= ACTION ITEM =
Copy out every line of the data that has the word "radicand" somewhere in it.

= RECORDS FOR THIS TASK =
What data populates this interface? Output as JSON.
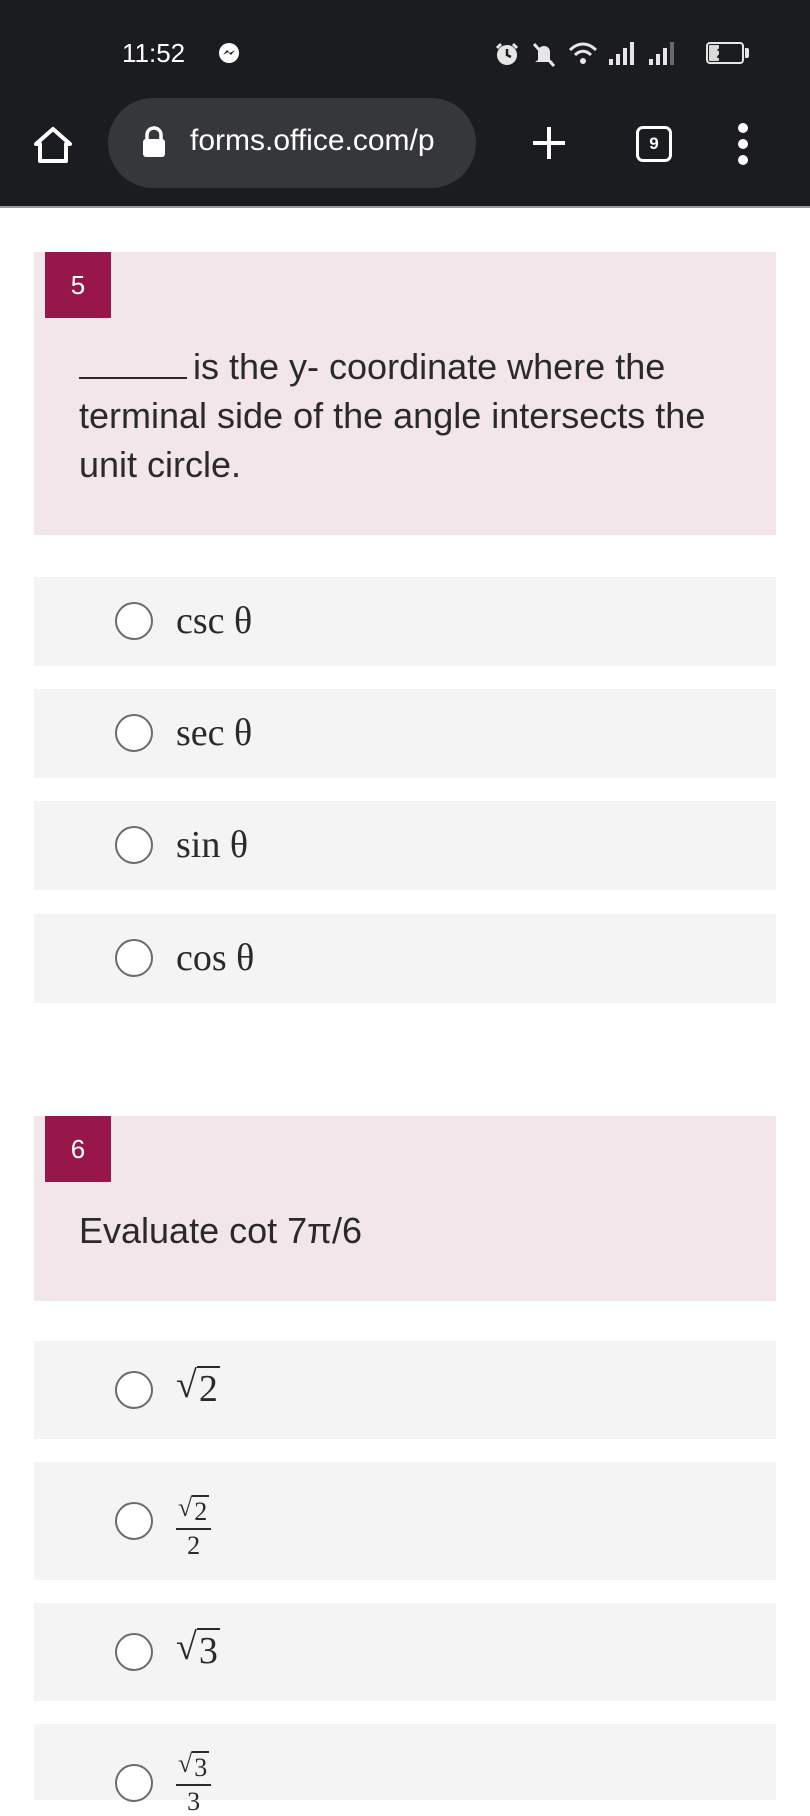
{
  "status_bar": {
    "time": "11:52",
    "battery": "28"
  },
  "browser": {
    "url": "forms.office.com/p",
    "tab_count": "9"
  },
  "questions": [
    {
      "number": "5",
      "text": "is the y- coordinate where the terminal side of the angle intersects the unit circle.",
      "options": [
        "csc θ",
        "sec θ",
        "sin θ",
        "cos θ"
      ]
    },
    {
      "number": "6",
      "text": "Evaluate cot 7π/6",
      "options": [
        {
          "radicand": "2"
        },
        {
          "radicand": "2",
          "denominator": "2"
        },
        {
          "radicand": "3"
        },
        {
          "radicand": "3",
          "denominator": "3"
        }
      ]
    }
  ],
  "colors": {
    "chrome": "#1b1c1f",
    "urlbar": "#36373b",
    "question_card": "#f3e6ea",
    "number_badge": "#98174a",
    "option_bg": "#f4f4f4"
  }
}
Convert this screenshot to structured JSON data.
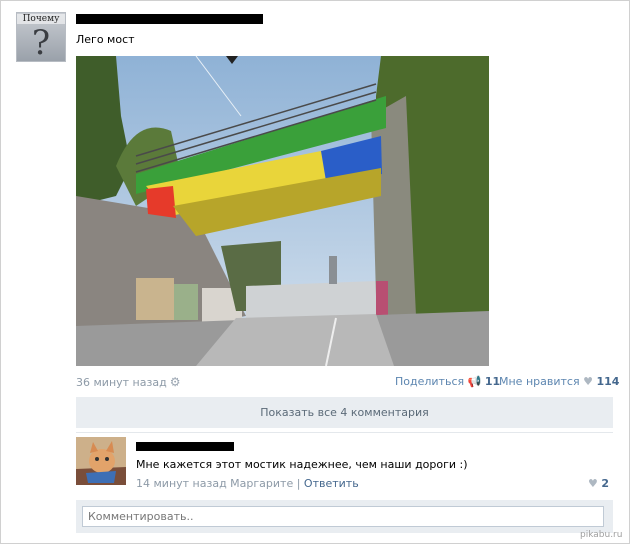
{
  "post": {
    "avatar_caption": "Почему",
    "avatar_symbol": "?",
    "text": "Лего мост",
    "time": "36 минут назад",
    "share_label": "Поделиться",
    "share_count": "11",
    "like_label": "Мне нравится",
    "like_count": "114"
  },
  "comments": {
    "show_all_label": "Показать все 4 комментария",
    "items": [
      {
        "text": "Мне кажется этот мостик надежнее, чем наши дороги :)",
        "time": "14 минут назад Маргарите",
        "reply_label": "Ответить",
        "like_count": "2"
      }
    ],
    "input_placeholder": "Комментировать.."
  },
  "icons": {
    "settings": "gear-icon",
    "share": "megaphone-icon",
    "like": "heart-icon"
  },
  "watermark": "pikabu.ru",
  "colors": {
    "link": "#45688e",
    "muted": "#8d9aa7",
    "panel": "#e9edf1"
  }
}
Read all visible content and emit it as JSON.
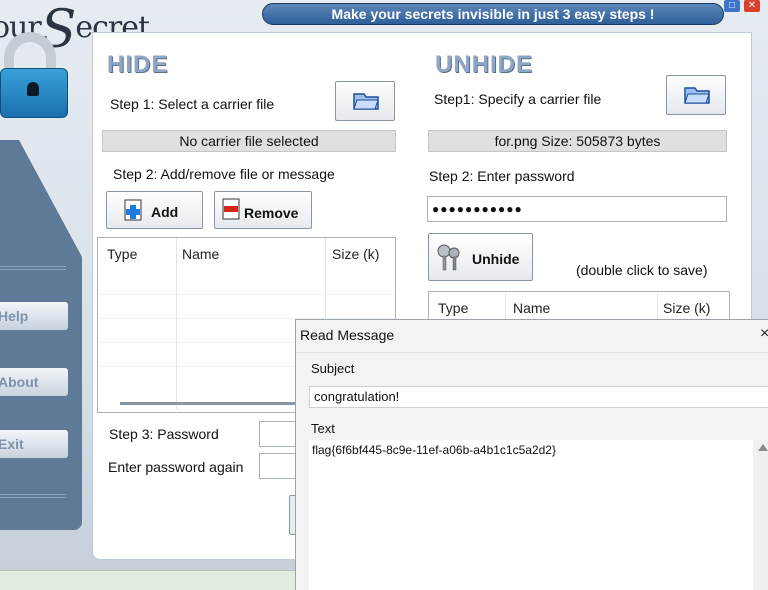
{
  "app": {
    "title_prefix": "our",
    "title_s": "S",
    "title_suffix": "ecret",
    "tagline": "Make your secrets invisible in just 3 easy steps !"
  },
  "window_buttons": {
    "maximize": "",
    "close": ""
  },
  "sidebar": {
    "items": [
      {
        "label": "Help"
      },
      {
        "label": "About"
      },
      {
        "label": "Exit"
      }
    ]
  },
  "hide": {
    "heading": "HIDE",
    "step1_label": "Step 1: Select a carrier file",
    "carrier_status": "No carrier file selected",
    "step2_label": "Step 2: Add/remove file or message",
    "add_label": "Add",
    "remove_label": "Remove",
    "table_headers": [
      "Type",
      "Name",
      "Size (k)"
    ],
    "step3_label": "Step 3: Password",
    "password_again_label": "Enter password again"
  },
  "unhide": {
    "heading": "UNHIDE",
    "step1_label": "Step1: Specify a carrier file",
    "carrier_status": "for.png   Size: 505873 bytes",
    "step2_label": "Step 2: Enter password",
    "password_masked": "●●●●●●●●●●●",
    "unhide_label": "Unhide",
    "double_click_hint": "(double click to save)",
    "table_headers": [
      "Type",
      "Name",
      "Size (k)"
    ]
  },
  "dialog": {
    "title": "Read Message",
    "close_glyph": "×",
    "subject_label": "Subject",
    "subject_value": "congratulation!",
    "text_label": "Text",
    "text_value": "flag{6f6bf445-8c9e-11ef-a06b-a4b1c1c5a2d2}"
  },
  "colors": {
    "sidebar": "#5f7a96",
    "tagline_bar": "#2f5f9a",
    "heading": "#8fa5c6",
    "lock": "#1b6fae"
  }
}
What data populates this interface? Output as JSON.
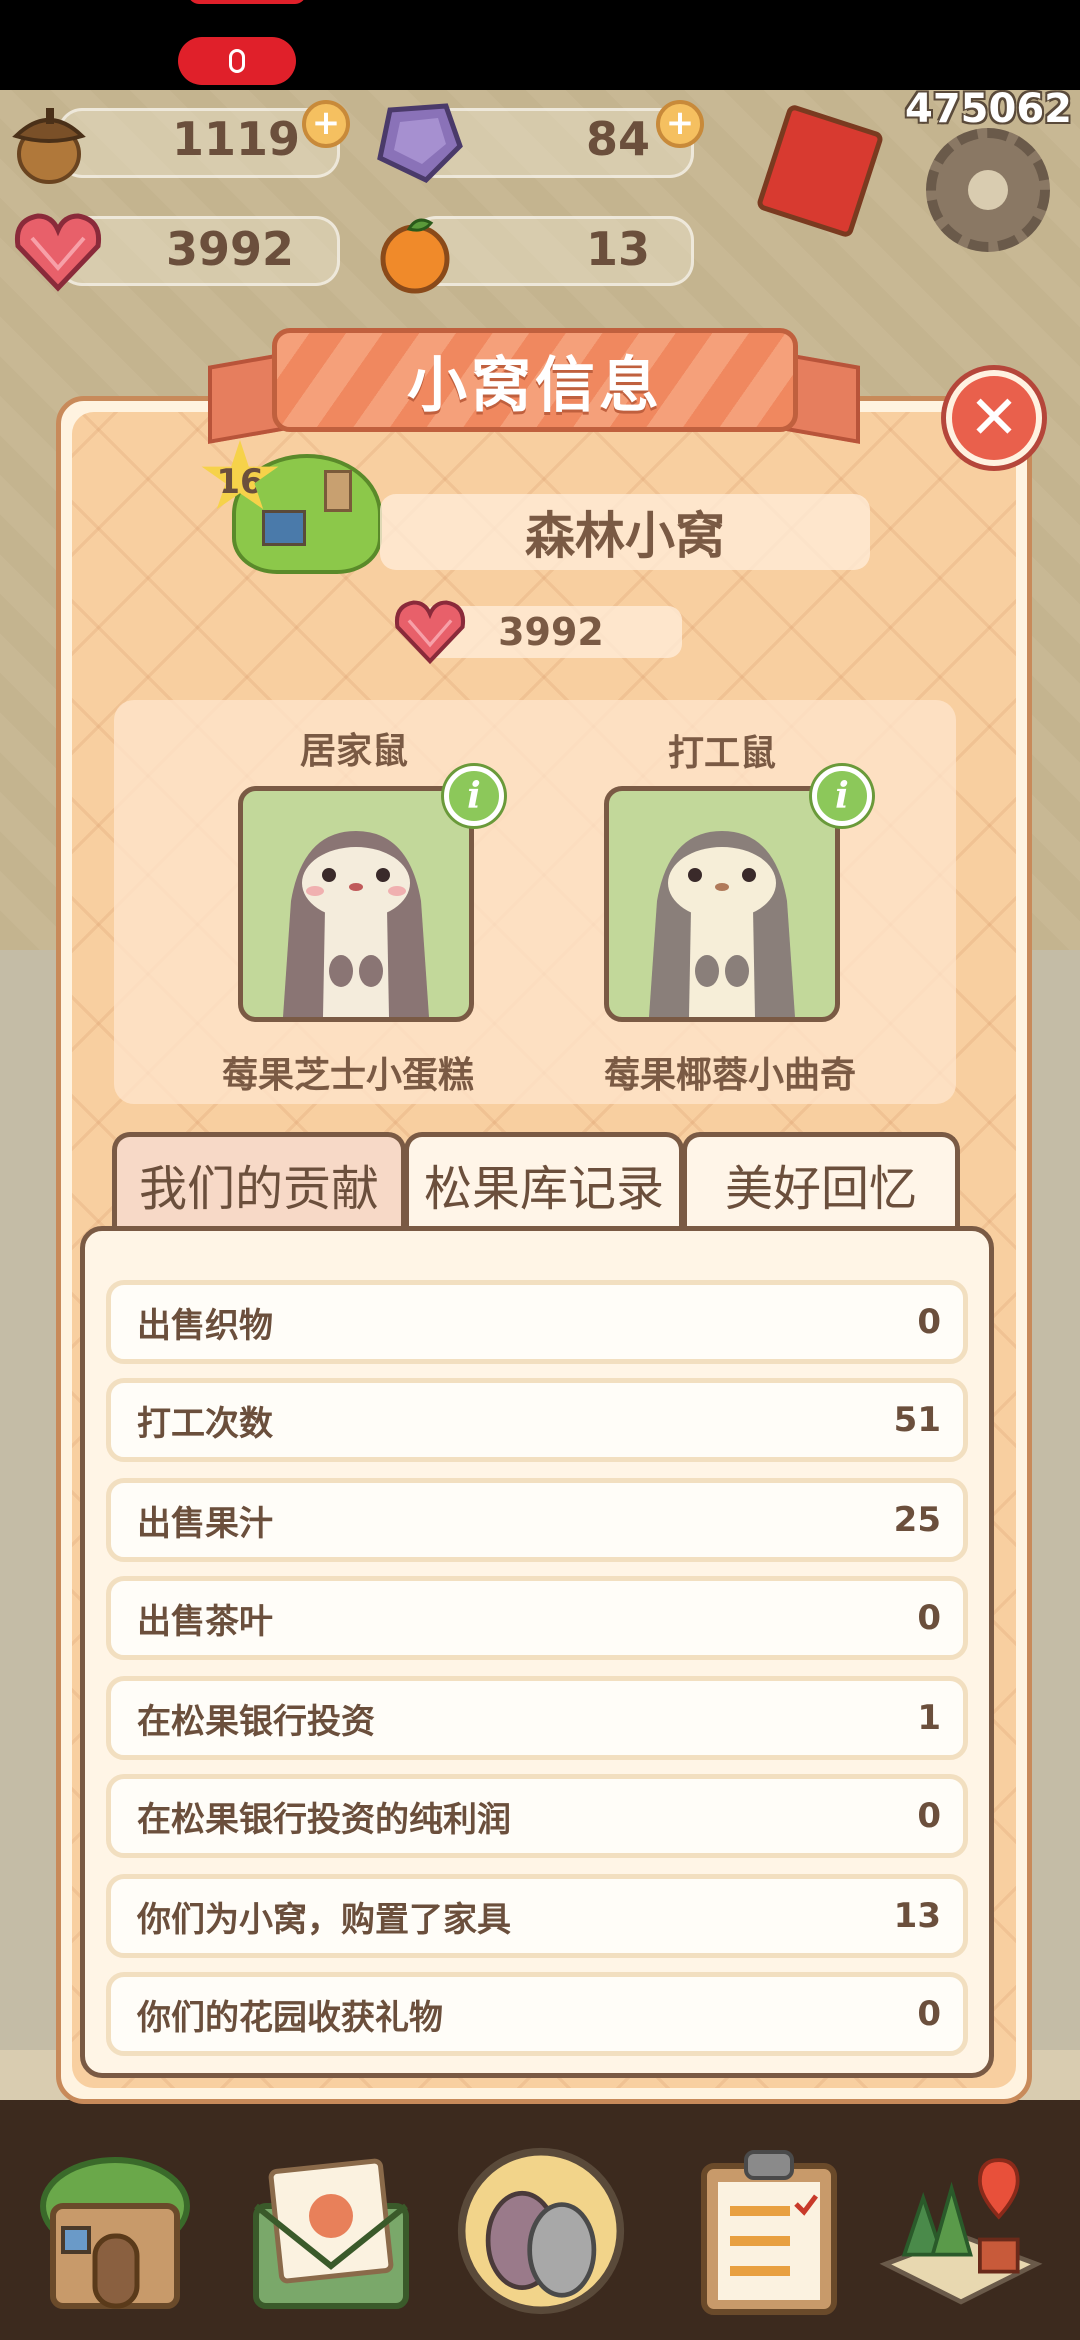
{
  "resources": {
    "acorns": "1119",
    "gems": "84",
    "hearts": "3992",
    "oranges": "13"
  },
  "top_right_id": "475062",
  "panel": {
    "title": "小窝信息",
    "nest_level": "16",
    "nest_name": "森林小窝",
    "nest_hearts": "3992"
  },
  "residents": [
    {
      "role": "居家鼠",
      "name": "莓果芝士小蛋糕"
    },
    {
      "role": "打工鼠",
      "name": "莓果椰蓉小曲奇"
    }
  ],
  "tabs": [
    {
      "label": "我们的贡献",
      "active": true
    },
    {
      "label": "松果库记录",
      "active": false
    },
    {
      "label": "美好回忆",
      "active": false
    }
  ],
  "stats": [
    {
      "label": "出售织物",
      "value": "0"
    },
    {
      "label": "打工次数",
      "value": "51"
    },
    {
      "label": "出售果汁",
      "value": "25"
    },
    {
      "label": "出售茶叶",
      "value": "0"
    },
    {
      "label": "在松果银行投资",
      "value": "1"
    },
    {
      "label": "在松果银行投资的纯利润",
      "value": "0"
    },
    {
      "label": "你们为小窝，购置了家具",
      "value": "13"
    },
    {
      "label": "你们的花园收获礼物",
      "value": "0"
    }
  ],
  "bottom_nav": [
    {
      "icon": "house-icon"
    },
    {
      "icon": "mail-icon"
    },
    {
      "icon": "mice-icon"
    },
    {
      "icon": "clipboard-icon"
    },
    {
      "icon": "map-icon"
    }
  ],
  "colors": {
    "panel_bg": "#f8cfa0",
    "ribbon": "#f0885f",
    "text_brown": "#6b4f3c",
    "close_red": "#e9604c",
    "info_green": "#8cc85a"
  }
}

= WRITTEN SOLUTION =
          "radicand": "2"
          "radicand": "2",
          "radicand": "3"
          "radicand": "3",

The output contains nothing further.